Schertz, T.L., Alexander, R.B., and Ohe, D.J. (1991) The computer program EStimate TREND (ESTREND), a system for the detection of trends in water-quality data. Water-Resources Investigations Report 91-4040, U.S. Geological Survey.

seaKen, seasonTrend, tsSub

## Author

Alan Jassby, James Cloern

## Examples

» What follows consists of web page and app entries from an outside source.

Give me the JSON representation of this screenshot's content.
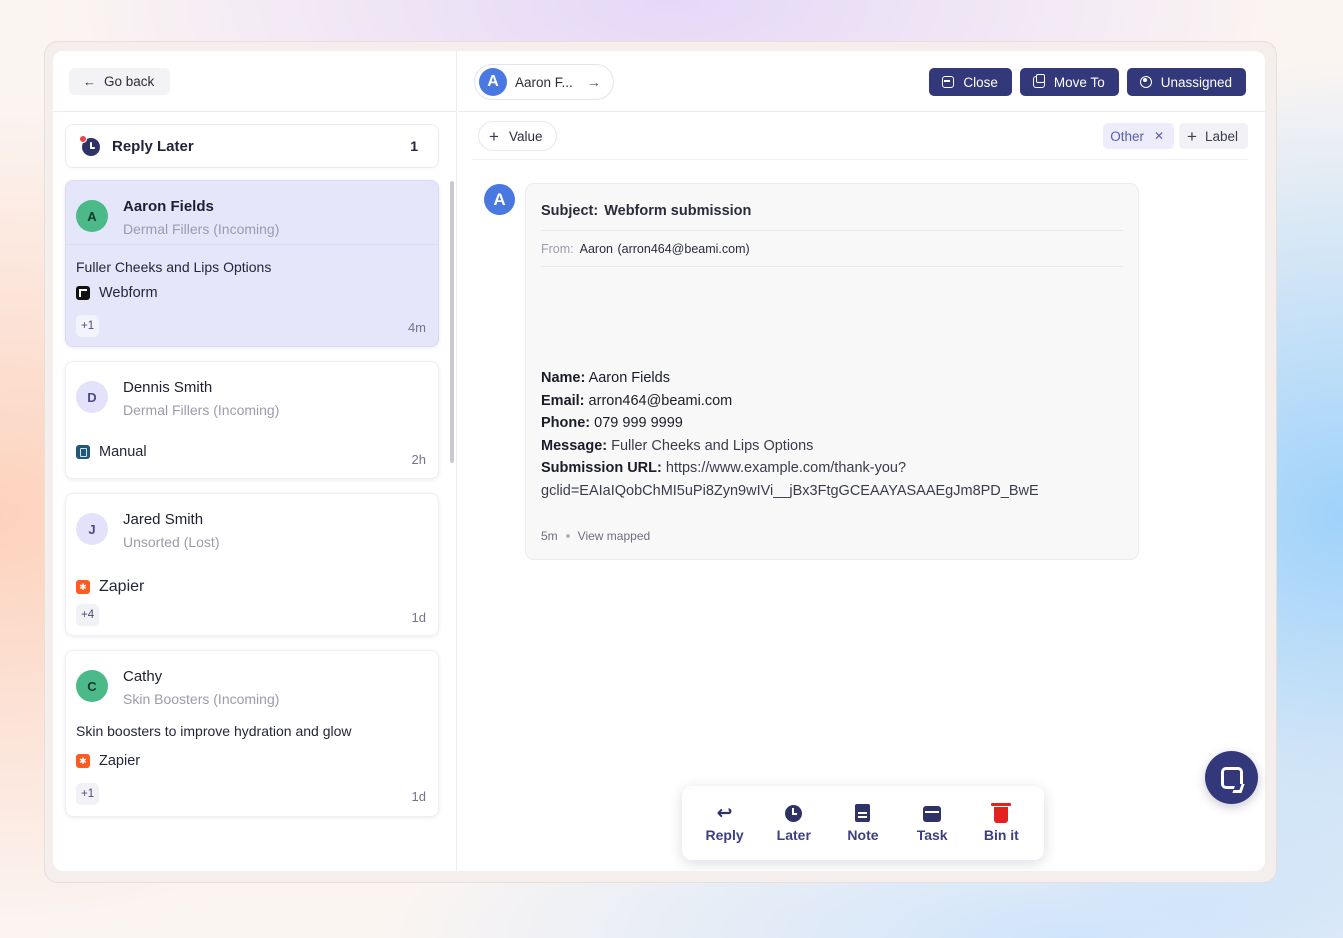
{
  "nav": {
    "go_back": "Go back"
  },
  "folder": {
    "label": "Reply Later",
    "count": "1"
  },
  "conversations": [
    {
      "initial": "A",
      "name": "Aaron Fields",
      "pipeline": "Dermal Fillers (Incoming)",
      "message": "Fuller Cheeks and Lips Options",
      "source": "Webform",
      "badge": "+1",
      "ago": "4m"
    },
    {
      "initial": "D",
      "name": "Dennis Smith",
      "pipeline": "Dermal Fillers (Incoming)",
      "message": "",
      "source": "Manual",
      "badge": "",
      "ago": "2h"
    },
    {
      "initial": "J",
      "name": "Jared Smith",
      "pipeline": "Unsorted (Lost)",
      "message": "",
      "source": "Zapier",
      "badge": "+4",
      "ago": "1d"
    },
    {
      "initial": "C",
      "name": "Cathy",
      "pipeline": "Skin Boosters (Incoming)",
      "message": "Skin boosters to improve hydration and glow",
      "source": "Zapier",
      "badge": "+1",
      "ago": "1d"
    }
  ],
  "header": {
    "contact_initial": "A",
    "contact_name": "Aaron F...",
    "close_label": "Close",
    "move_label": "Move To",
    "assign_label": "Unassigned"
  },
  "fields": {
    "value_label": "Value",
    "tag": "Other",
    "label_button": "Label"
  },
  "email": {
    "avatar_initial": "A",
    "subject_prefix": "Subject:",
    "subject": "Webform submission",
    "from_prefix": "From:",
    "from_name": "Aaron",
    "from_address": "(arron464@beami.com)",
    "name_label": "Name:",
    "name_value": "Aaron Fields",
    "email_label": "Email:",
    "email_value": "arron464@beami.com",
    "phone_label": "Phone:",
    "phone_value": "079 999 9999",
    "message_label": "Message:",
    "message_value": "Fuller Cheeks and Lips Options",
    "url_label": "Submission URL:",
    "url_value_1": "https://www.example.com/thank-you?",
    "url_value_2": "gclid=EAIaIQobChMI5uPi8Zyn9wIVi__jBx3FtgGCEAAYASAAEgJm8PD_BwE",
    "ago": "5m",
    "view_mapped": "View mapped"
  },
  "actions": {
    "reply": "Reply",
    "later": "Later",
    "note": "Note",
    "task": "Task",
    "bin": "Bin it"
  },
  "icons": [
    "arrow-left-icon",
    "clock-icon",
    "webform-icon",
    "manual-icon",
    "zapier-icon",
    "arrow-right-icon",
    "inbox-icon",
    "copy-icon",
    "user-circle-icon",
    "plus-icon",
    "close-icon",
    "reply-icon",
    "note-icon",
    "calendar-icon",
    "trash-icon",
    "chat-icon"
  ],
  "colors": {
    "primary": "#33387a",
    "active_card": "#e6e6fb",
    "avatar_blue": "#4878e0",
    "avatar_green": "#4cb988",
    "bin_red": "#e52020"
  }
}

tsp(Nile)  # an annual time series
#> [1] 1871 1970    1mannKen(Nile)
#> $sen.slope #> [1] -2.6 #> #>$sen.slope.rel
#> [1] -0.002569361
#>
#> $p.value #> [1] 3.658263e-05 #> #>$S
#> [1] -1387
#>
#> $varS #> [1] 112728.3 #> #>$miss
#> [1] 0
#>
y <- sfbayChla
y1 <- interpTs(y, gap=1)  # interpolate single-month gaps only
y2 <- aggregate(y1, 1, mean, na.rm=FALSE)
mannKen(y2)
#>     sen.slope sen.slope.rel      p.value   S       varS  miss
#> s21 0.1665432    0.06147581 6.816432e-06 150 1096.66667 0.633
#> s22 0.1394676    0.05239249 1.188856e-04 111  817.00000 0.633
#> s23 0.1389468    0.05509474 2.766259e-04  97  697.00000 0.388
#> s24 0.1689745    0.06376337 1.690823e-06 194 1625.33333 0.388
#> s25 0.1541667    0.05326458 3.809526e-04 127 1257.66667 0.388
#> s26 0.1571131    0.04928646 1.896550e-03  83  697.00000 0.388
#> s27 0.1952381    0.06209479 1.482216e-05 165 1433.66667 0.388
#> s28 0.1873244    0.04545046 1.892819e-03  70  493.33333 0.388
#> s29 0.1856407    0.04794690 1.318217e-03 100  950.00000 0.388
#> s30 0.2247344    0.05957133 7.890224e-05 141 1257.66667 0.388
#> s31 0.2562371    0.04873881 7.487887e-03  40  212.66667 0.633
#> s32 0.2848817    0.05832930 5.320055e-04  71  408.33333 0.633
#> s33 0.2901286    0.05387159 2.480000e-02  22   92.00000 0.755
#> s34 0.3067308    0.05332272 1.845721e-03  41  165.00000 0.755
#> s35 0.4474985    0.06291285 8.400000e-02   8   16.66667 1.000
#> s36 0.2598214    0.04511616 4.600000e-03  31  125.00000 0.837mannKen(y2, plot=TRUE) # missing data means missing trend estimates
mannKen(y2, plot=TRUE, xlim = c(0.1, 0.25))
mannKen(y2, plot=TRUE, type='relative', order = TRUE, pval = .001,
xlab = "Relative trend")
legend("topleft", legend = "p < 0.001", pch = 19, bty="n")